(Web page and app entries)
************

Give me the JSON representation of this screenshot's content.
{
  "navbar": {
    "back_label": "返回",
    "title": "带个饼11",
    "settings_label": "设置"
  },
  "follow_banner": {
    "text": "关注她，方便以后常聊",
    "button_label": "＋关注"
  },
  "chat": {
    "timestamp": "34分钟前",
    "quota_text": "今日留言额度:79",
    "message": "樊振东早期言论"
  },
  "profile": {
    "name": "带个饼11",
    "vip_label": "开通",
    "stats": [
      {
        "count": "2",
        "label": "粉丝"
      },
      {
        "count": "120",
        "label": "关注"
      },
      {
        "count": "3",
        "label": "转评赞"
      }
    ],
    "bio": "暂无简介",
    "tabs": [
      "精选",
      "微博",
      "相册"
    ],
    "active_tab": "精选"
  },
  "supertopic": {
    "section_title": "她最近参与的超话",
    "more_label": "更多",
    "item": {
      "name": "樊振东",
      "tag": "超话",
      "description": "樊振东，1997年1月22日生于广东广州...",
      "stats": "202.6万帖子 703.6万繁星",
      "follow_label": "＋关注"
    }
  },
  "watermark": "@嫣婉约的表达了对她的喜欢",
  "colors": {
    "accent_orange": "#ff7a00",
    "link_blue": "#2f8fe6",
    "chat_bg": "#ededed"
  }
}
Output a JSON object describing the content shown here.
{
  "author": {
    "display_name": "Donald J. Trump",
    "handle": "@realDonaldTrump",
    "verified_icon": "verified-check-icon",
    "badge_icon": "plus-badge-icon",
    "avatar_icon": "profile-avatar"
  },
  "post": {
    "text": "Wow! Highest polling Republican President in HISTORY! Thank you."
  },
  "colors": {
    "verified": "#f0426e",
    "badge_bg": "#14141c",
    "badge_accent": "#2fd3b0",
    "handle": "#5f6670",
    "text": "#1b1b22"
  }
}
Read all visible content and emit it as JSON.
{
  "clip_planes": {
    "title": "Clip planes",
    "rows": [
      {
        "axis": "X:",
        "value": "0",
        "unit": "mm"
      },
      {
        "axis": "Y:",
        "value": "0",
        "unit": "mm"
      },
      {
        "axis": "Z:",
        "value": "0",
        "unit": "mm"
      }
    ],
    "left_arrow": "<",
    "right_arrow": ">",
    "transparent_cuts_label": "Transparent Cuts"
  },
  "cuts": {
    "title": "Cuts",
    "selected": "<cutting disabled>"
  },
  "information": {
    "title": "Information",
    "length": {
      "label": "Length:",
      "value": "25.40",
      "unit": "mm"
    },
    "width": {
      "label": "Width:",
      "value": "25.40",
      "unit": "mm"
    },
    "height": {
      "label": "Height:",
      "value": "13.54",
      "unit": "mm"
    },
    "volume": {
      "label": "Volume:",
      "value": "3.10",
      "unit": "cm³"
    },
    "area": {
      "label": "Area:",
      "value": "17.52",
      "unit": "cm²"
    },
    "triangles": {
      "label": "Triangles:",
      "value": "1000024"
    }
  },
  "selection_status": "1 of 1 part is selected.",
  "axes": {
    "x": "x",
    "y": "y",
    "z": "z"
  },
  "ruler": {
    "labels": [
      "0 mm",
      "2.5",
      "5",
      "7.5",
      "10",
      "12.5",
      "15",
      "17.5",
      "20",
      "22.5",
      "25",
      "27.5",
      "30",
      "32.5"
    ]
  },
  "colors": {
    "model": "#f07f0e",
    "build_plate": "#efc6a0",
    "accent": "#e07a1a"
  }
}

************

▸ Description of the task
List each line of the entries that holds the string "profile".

▸ Written answer
  "profile": {
    "avatar_icon": "profile-avatar"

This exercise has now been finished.